(Extracted records)
===
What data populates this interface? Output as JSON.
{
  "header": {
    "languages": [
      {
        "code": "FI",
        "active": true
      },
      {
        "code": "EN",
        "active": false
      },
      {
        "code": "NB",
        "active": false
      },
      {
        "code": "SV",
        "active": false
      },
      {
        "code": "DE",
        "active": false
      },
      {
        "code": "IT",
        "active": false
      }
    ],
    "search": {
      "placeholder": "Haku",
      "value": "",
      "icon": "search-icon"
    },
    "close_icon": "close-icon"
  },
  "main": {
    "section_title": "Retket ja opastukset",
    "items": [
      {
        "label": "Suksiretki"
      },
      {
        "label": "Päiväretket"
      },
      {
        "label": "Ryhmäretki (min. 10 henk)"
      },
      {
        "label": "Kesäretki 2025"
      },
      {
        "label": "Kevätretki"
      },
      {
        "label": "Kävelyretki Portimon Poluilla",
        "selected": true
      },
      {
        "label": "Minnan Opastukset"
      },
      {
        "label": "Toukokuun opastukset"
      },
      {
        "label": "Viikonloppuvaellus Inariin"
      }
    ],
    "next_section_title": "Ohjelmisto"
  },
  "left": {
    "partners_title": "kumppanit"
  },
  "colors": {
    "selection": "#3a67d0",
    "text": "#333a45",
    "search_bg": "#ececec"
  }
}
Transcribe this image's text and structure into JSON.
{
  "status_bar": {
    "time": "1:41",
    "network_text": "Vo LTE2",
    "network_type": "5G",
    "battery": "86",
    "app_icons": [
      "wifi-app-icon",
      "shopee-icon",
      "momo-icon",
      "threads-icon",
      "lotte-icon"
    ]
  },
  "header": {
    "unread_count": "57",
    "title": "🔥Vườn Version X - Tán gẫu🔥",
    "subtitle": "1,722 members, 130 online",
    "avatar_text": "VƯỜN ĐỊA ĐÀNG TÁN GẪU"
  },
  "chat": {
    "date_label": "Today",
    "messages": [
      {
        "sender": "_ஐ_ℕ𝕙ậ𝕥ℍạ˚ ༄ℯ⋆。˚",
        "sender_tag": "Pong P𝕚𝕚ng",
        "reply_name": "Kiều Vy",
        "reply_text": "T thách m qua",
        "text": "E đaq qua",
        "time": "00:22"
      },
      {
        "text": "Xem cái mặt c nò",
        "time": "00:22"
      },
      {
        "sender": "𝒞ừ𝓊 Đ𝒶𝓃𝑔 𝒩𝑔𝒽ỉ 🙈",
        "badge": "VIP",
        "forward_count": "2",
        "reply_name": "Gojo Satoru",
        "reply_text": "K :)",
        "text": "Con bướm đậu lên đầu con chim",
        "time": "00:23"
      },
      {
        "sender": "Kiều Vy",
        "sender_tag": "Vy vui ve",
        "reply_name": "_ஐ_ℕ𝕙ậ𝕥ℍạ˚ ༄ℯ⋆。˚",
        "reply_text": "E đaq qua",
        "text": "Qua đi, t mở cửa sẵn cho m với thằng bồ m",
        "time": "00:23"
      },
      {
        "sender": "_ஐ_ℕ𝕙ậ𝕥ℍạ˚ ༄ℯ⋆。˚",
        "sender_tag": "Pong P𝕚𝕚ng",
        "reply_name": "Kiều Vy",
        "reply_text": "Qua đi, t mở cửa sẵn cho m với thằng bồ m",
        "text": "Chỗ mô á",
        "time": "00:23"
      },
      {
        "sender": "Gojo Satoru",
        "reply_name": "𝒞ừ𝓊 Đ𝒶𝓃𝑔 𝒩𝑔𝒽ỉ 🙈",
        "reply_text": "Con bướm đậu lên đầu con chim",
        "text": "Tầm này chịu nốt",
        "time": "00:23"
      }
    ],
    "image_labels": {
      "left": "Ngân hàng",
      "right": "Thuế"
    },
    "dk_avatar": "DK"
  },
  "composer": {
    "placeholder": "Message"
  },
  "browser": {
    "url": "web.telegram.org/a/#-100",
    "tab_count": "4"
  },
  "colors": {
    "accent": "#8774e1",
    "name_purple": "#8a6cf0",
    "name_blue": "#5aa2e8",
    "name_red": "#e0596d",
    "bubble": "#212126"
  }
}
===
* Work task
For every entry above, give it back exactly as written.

* Answer to the problem
What data populates this interface? Output as JSON.
{
  "header": {
    "languages": [
      {
        "code": "FI",
        "active": true
      },
      {
        "code": "EN",
        "active": false
      },
      {
        "code": "NB",
        "active": false
      },
      {
        "code": "SV",
        "active": false
      },
      {
        "code": "DE",
        "active": false
      },
      {
        "code": "IT",
        "active": false
      }
    ],
    "search": {
      "placeholder": "Haku",
      "value": "",
      "icon": "search-icon"
    },
    "close_icon": "close-icon"
  },
  "main": {
    "section_title": "Retket ja opastukset",
    "items": [
      {
        "label": "Suksiretki"
      },
      {
        "label": "Päiväretket"
      },
      {
        "label": "Ryhmäretki (min. 10 henk)"
      },
      {
        "label": "Kesäretki 2025"
      },
      {
        "label": "Kevätretki"
      },
      {
        "label": "Kävelyretki Portimon Poluilla",
        "selected": true
      },
      {
        "label": "Minnan Opastukset"
      },
      {
        "label": "Toukokuun opastukset"
      },
      {
        "label": "Viikonloppuvaellus Inariin"
      }
    ],
    "next_section_title": "Ohjelmisto"
  },
  "left": {
    "partners_title": "kumppanit"
  },
  "colors": {
    "selection": "#3a67d0",
    "text": "#333a45",
    "search_bg": "#ececec"
  }
}
Transcribe this image's text and structure into JSON.
{
  "status_bar": {
    "time": "1:41",
    "network_text": "Vo LTE2",
    "network_type": "5G",
    "battery": "86",
    "app_icons": [
      "wifi-app-icon",
      "shopee-icon",
      "momo-icon",
      "threads-icon",
      "lotte-icon"
    ]
  },
  "header": {
    "unread_count": "57",
    "title": "🔥Vườn Version X - Tán gẫu🔥",
    "subtitle": "1,722 members, 130 online",
    "avatar_text": "VƯỜN ĐỊA ĐÀNG TÁN GẪU"
  },
  "chat": {
    "date_label": "Today",
    "messages": [
      {
        "sender": "_ஐ_ℕ𝕙ậ𝕥ℍạ˚ ༄ℯ⋆。˚",
        "sender_tag": "Pong P𝕚𝕚ng",
        "reply_name": "Kiều Vy",
        "reply_text": "T thách m qua",
        "text": "E đaq qua",
        "time": "00:22"
      },
      {
        "text": "Xem cái mặt c nò",
        "time": "00:22"
      },
      {
        "sender": "𝒞ừ𝓊 Đ𝒶𝓃𝑔 𝒩𝑔𝒽ỉ 🙈",
        "badge": "VIP",
        "forward_count": "2",
        "reply_name": "Gojo Satoru",
        "reply_text": "K :)",
        "text": "Con bướm đậu lên đầu con chim",
        "time": "00:23"
      },
      {
        "sender": "Kiều Vy",
        "sender_tag": "Vy vui ve",
        "reply_name": "_ஐ_ℕ𝕙ậ𝕥ℍạ˚ ༄ℯ⋆。˚",
        "reply_text": "E đaq qua",
        "text": "Qua đi, t mở cửa sẵn cho m với thằng bồ m",
        "time": "00:23"
      },
      {
        "sender": "_ஐ_ℕ𝕙ậ𝕥ℍạ˚ ༄ℯ⋆。˚",
        "sender_tag": "Pong P𝕚𝕚ng",
        "reply_name": "Kiều Vy",
        "reply_text": "Qua đi, t mở cửa sẵn cho m với thằng bồ m",
        "text": "Chỗ mô á",
        "time": "00:23"
      },
      {
        "sender": "Gojo Satoru",
        "reply_name": "𝒞ừ𝓊 Đ𝒶𝓃𝑔 𝒩𝑔𝒽ỉ 🙈",
        "reply_text": "Con bướm đậu lên đầu con chim",
        "text": "Tầm này chịu nốt",
        "time": "00:23"
      }
    ],
    "image_labels": {
      "left": "Ngân hàng",
      "right": "Thuế"
    },
    "dk_avatar": "DK"
  },
  "composer": {
    "placeholder": "Message"
  },
  "browser": {
    "url": "web.telegram.org/a/#-100",
    "tab_count": "4"
  },
  "colors": {
    "accent": "#8774e1",
    "name_purple": "#8a6cf0",
    "name_blue": "#5aa2e8",
    "name_red": "#e0596d",
    "bubble": "#212126"
  }
}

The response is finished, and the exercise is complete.